- Extracted entries:
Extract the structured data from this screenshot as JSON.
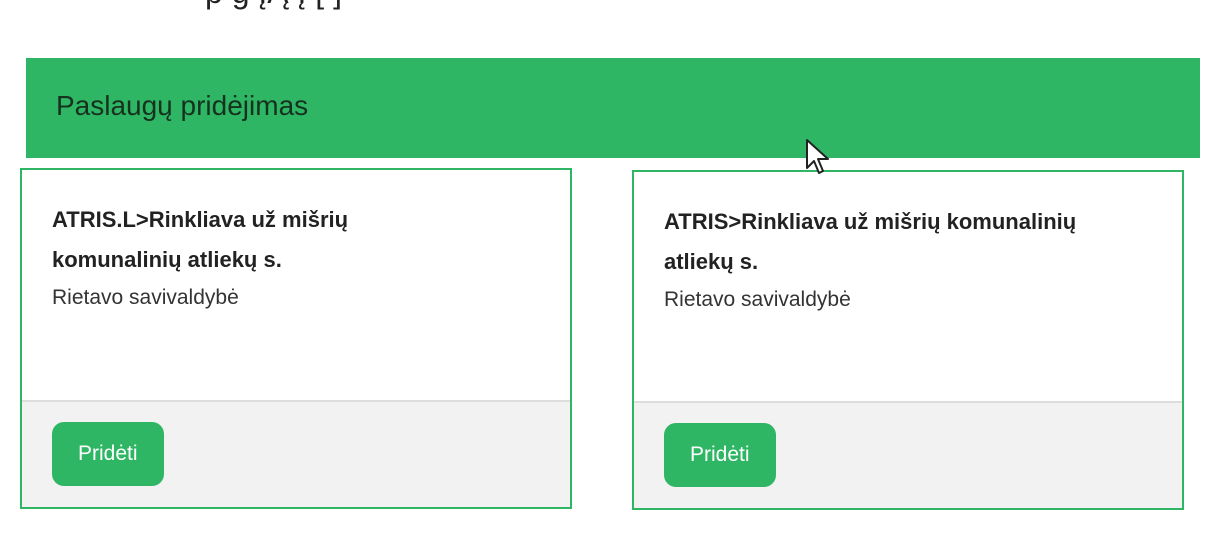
{
  "top_text_fragment": "p      g ĮĄ    Į       [       ]",
  "header": {
    "title": "Paslaugų pridėjimas"
  },
  "cards": [
    {
      "title": "ATRIS.L>Rinkliava už mišrių komunalinių atliekų s.",
      "subtitle": "Rietavo savivaldybė",
      "button_label": "Pridėti"
    },
    {
      "title": "ATRIS>Rinkliava už mišrių komunalinių atliekų s.",
      "subtitle": "Rietavo savivaldybė",
      "button_label": "Pridėti"
    }
  ],
  "colors": {
    "accent": "#2eb664",
    "footer_bg": "#f2f2f2"
  },
  "icons": {
    "cursor": "mouse-pointer-icon"
  }
}
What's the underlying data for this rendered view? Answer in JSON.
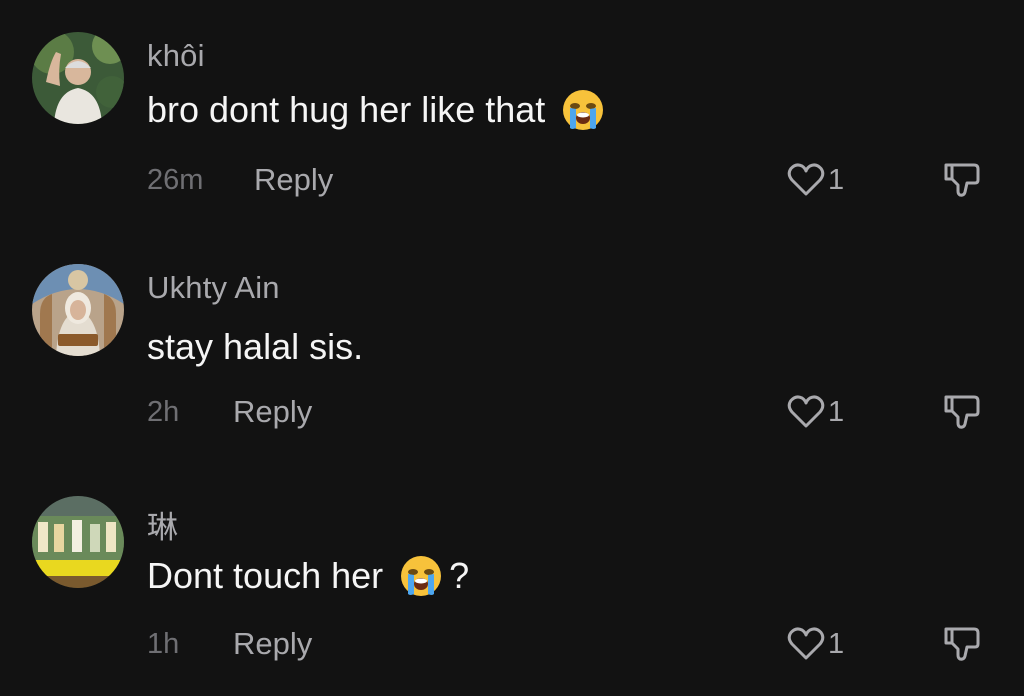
{
  "comments": [
    {
      "username": "khôi",
      "text": "bro dont hug her like that",
      "emoji": "loudly-crying-face",
      "suffix": "",
      "time": "26m",
      "reply_label": "Reply",
      "likes": "1"
    },
    {
      "username": "Ukhty Ain",
      "text": "stay halal sis.",
      "emoji": "",
      "suffix": "",
      "time": "2h",
      "reply_label": "Reply",
      "likes": "1"
    },
    {
      "username": "琳",
      "text": "Dont touch her",
      "emoji": "loudly-crying-face",
      "suffix": "?",
      "time": "1h",
      "reply_label": "Reply",
      "likes": "1"
    }
  ],
  "colors": {
    "background": "#121212",
    "username": "#a9a9ad",
    "text": "#f5f5f5",
    "timestamp": "#6f6f73"
  },
  "icons": [
    "heart-outline-icon",
    "thumbs-down-icon",
    "loudly-crying-face-emoji"
  ]
}
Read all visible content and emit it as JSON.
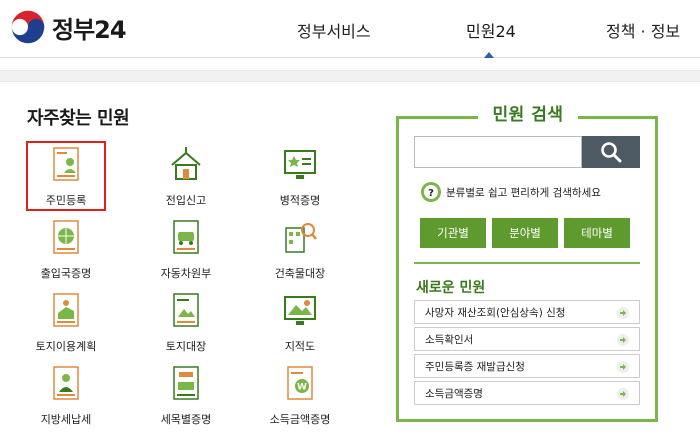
{
  "header": {
    "logo_text": "정부24",
    "nav": [
      "정부서비스",
      "민원24",
      "정책 · 정보"
    ],
    "active_index": 1
  },
  "frequent": {
    "title": "자주찾는 민원",
    "items": [
      {
        "label": "주민등록",
        "icon": "resident-card-icon"
      },
      {
        "label": "전입신고",
        "icon": "house-move-icon"
      },
      {
        "label": "병적증명",
        "icon": "military-record-icon"
      },
      {
        "label": "출입국증명",
        "icon": "globe-document-icon"
      },
      {
        "label": "자동차원부",
        "icon": "car-document-icon"
      },
      {
        "label": "건축물대장",
        "icon": "building-search-icon"
      },
      {
        "label": "토지이용계획",
        "icon": "land-plan-icon"
      },
      {
        "label": "토지대장",
        "icon": "land-register-icon"
      },
      {
        "label": "지적도",
        "icon": "cadastral-map-icon"
      },
      {
        "label": "지방세납세",
        "icon": "local-tax-icon"
      },
      {
        "label": "세목별증명",
        "icon": "tax-item-icon"
      },
      {
        "label": "소득금액증명",
        "icon": "income-certificate-icon"
      }
    ]
  },
  "search": {
    "title": "민원 검색",
    "input_value": "",
    "hint": "분류별로 쉽고 편리하게 검색하세요",
    "tabs": [
      "기관별",
      "분야별",
      "테마별"
    ]
  },
  "new_services": {
    "title": "새로운 민원",
    "items": [
      "사망자 재산조회(안심상속) 신청",
      "소득확인서",
      "주민등록증 재발급신청",
      "소득금액증명"
    ]
  },
  "colors": {
    "green": "#7ab648",
    "dark_green": "#3a7a1e",
    "tab_green": "#5e9a2e",
    "search_button": "#4d5a63",
    "highlight_red": "#e0201c"
  }
}
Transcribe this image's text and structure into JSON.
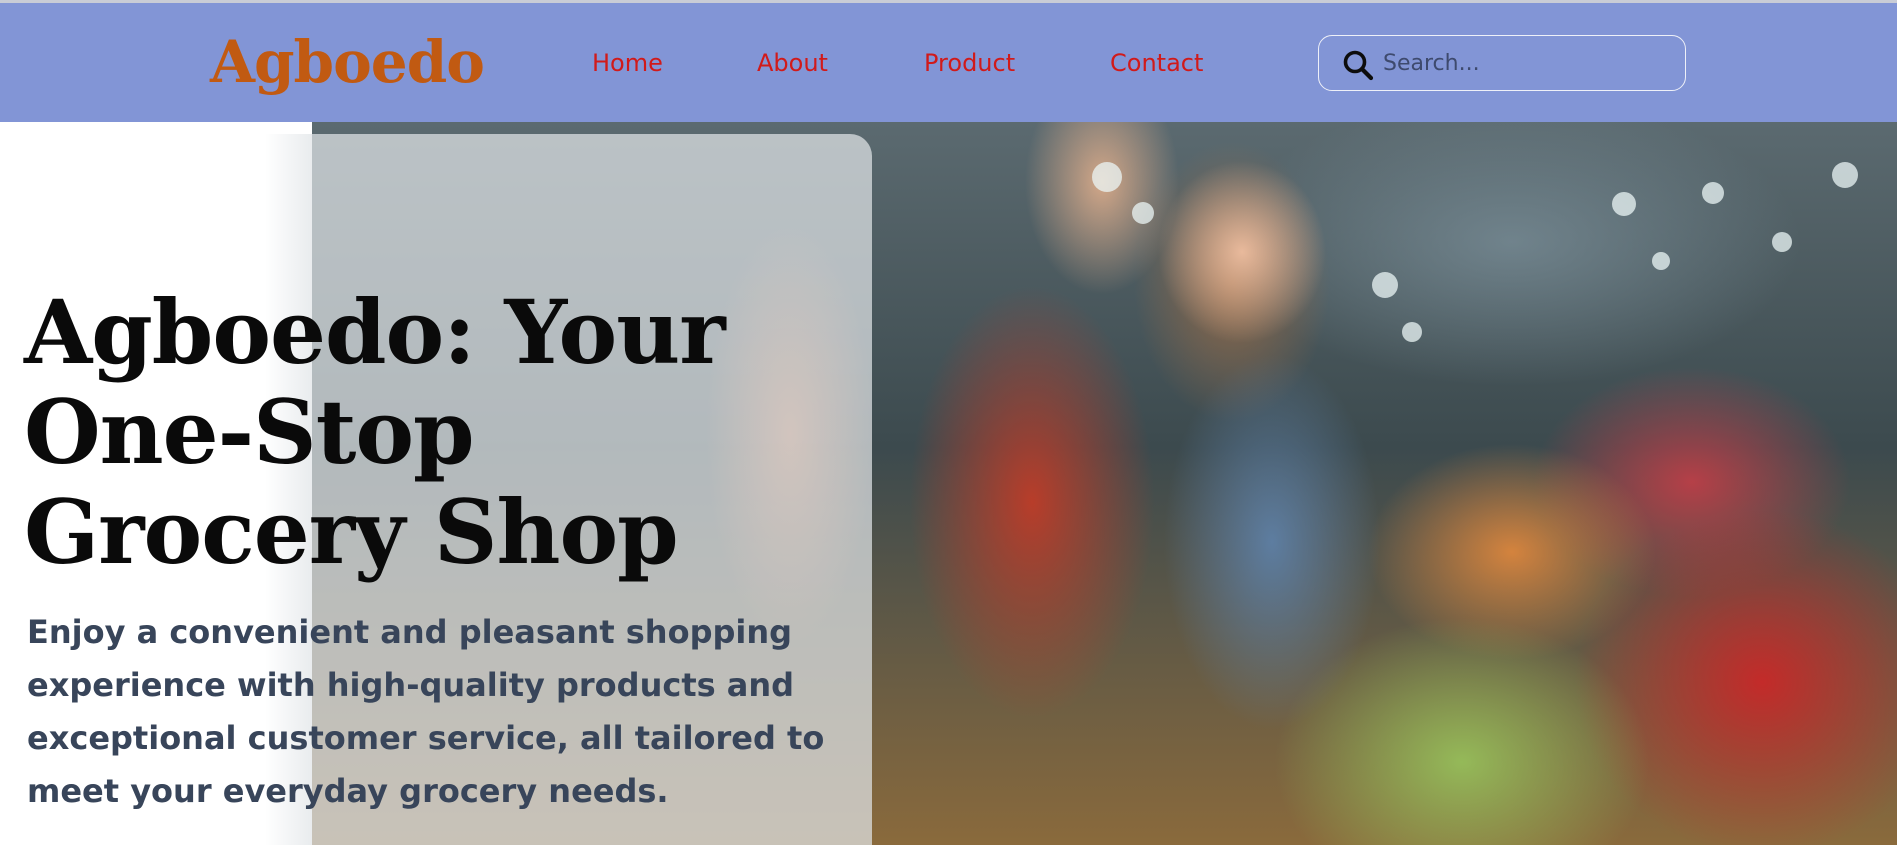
{
  "brand": {
    "logo_text": "Agboedo",
    "logo_color": "#c15a12"
  },
  "nav": {
    "background_color": "#8295d6",
    "link_color": "#d11a1a",
    "items": [
      {
        "label": "Home"
      },
      {
        "label": "About"
      },
      {
        "label": "Product"
      },
      {
        "label": "Contact"
      }
    ]
  },
  "search": {
    "icon": "search-icon",
    "placeholder": "Search...",
    "value": ""
  },
  "hero": {
    "title": "Agboedo: Your One-Stop Grocery Shop",
    "description": "Enjoy a convenient and pleasant shopping experience with high-quality products and exceptional customer service, all tailored to meet your everyday grocery needs."
  }
}
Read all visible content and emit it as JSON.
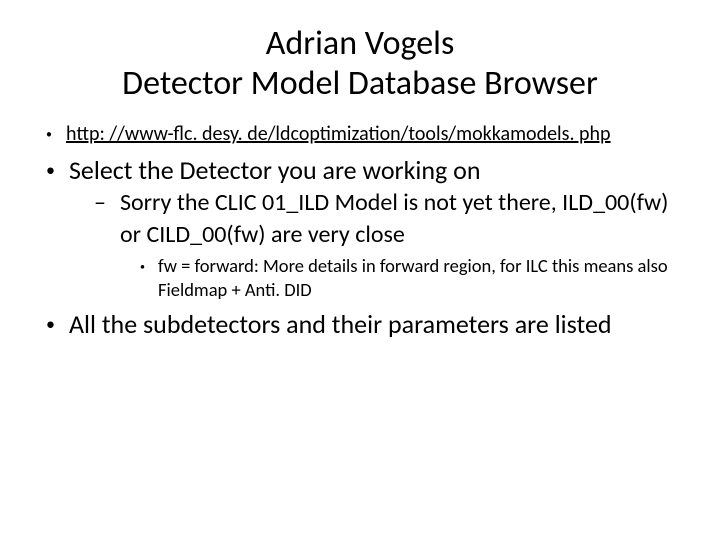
{
  "title": {
    "line1": "Adrian Vogels",
    "line2": "Detector Model Database Browser"
  },
  "bullets": {
    "link_url": "http: //www-flc. desy. de/ldcoptimization/tools/mokkamodels. php",
    "b1": "Select the Detector you are working on",
    "b1_sub": "Sorry the CLIC 01_ILD Model is not yet there, ILD_00(fw) or CILD_00(fw) are very close",
    "b1_sub_sub": "fw = forward: More details in forward region, for ILC this means also Fieldmap + Anti. DID",
    "b2": "All the subdetectors and their parameters are listed"
  }
}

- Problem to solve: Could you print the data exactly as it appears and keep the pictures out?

- Task result:
Extract the structured data from this screenshot as JSON.
{
  "top_text_fragment": "p      g ĮĄ    Į       [       ]",
  "header": {
    "title": "Paslaugų pridėjimas"
  },
  "cards": [
    {
      "title": "ATRIS.L>Rinkliava už mišrių komunalinių atliekų s.",
      "subtitle": "Rietavo savivaldybė",
      "button_label": "Pridėti"
    },
    {
      "title": "ATRIS>Rinkliava už mišrių komunalinių atliekų s.",
      "subtitle": "Rietavo savivaldybė",
      "button_label": "Pridėti"
    }
  ],
  "colors": {
    "accent": "#2eb664",
    "footer_bg": "#f2f2f2"
  },
  "icons": {
    "cursor": "mouse-pointer-icon"
  }
}
What's the underlying data for this rendered view? Answer in JSON.
{
  "comments": [
    {
      "username": "khôi",
      "text": "bro dont hug her like that",
      "emoji": "loudly-crying-face",
      "suffix": "",
      "time": "26m",
      "reply_label": "Reply",
      "likes": "1"
    },
    {
      "username": "Ukhty Ain",
      "text": "stay halal sis.",
      "emoji": "",
      "suffix": "",
      "time": "2h",
      "reply_label": "Reply",
      "likes": "1"
    },
    {
      "username": "琳",
      "text": "Dont touch her",
      "emoji": "loudly-crying-face",
      "suffix": "?",
      "time": "1h",
      "reply_label": "Reply",
      "likes": "1"
    }
  ],
  "colors": {
    "background": "#121212",
    "username": "#a9a9ad",
    "text": "#f5f5f5",
    "timestamp": "#6f6f73"
  },
  "icons": [
    "heart-outline-icon",
    "thumbs-down-icon",
    "loudly-crying-face-emoji"
  ]
}
Read all visible content and emit it as JSON.
{
  "header": {
    "logo_text": "정부24",
    "nav": [
      "정부서비스",
      "민원24",
      "정책 · 정보"
    ],
    "active_index": 1
  },
  "frequent": {
    "title": "자주찾는 민원",
    "items": [
      {
        "label": "주민등록",
        "icon": "resident-card-icon"
      },
      {
        "label": "전입신고",
        "icon": "house-move-icon"
      },
      {
        "label": "병적증명",
        "icon": "military-record-icon"
      },
      {
        "label": "출입국증명",
        "icon": "globe-document-icon"
      },
      {
        "label": "자동차원부",
        "icon": "car-document-icon"
      },
      {
        "label": "건축물대장",
        "icon": "building-search-icon"
      },
      {
        "label": "토지이용계획",
        "icon": "land-plan-icon"
      },
      {
        "label": "토지대장",
        "icon": "land-register-icon"
      },
      {
        "label": "지적도",
        "icon": "cadastral-map-icon"
      },
      {
        "label": "지방세납세",
        "icon": "local-tax-icon"
      },
      {
        "label": "세목별증명",
        "icon": "tax-item-icon"
      },
      {
        "label": "소득금액증명",
        "icon": "income-certificate-icon"
      }
    ]
  },
  "search": {
    "title": "민원 검색",
    "input_value": "",
    "hint": "분류별로 쉽고 편리하게 검색하세요",
    "tabs": [
      "기관별",
      "분야별",
      "테마별"
    ]
  },
  "new_services": {
    "title": "새로운 민원",
    "items": [
      "사망자 재산조회(안심상속) 신청",
      "소득확인서",
      "주민등록증 재발급신청",
      "소득금액증명"
    ]
  },
  "colors": {
    "green": "#7ab648",
    "dark_green": "#3a7a1e",
    "tab_green": "#5e9a2e",
    "search_button": "#4d5a63",
    "highlight_red": "#e0201c"
  }
}
Transcribe this image's text and structure into JSON.
{
  "brand": {
    "logo_text": "Agboedo",
    "logo_color": "#c15a12"
  },
  "nav": {
    "background_color": "#8295d6",
    "link_color": "#d11a1a",
    "items": [
      {
        "label": "Home"
      },
      {
        "label": "About"
      },
      {
        "label": "Product"
      },
      {
        "label": "Contact"
      }
    ]
  },
  "search": {
    "icon": "search-icon",
    "placeholder": "Search...",
    "value": ""
  },
  "hero": {
    "title": "Agboedo: Your One-Stop Grocery Shop",
    "description": "Enjoy a convenient and pleasant shopping experience with high-quality products and exceptional customer service, all tailored to meet your everyday grocery needs."
  }
}
Read all visible content and emit it as JSON.
{
  "title": {
    "line1": "Adrian Vogels",
    "line2": "Detector Model Database Browser"
  },
  "bullets": {
    "link_url": "http: //www-flc. desy. de/ldcoptimization/tools/mokkamodels. php",
    "b1": "Select the Detector you are working on",
    "b1_sub": "Sorry the CLIC 01_ILD Model is not yet there, ILD_00(fw) or CILD_00(fw) are very close",
    "b1_sub_sub": "fw = forward: More details in forward region, for ILC this means also Fieldmap + Anti. DID",
    "b2": "All the subdetectors and their parameters are listed"
  }
}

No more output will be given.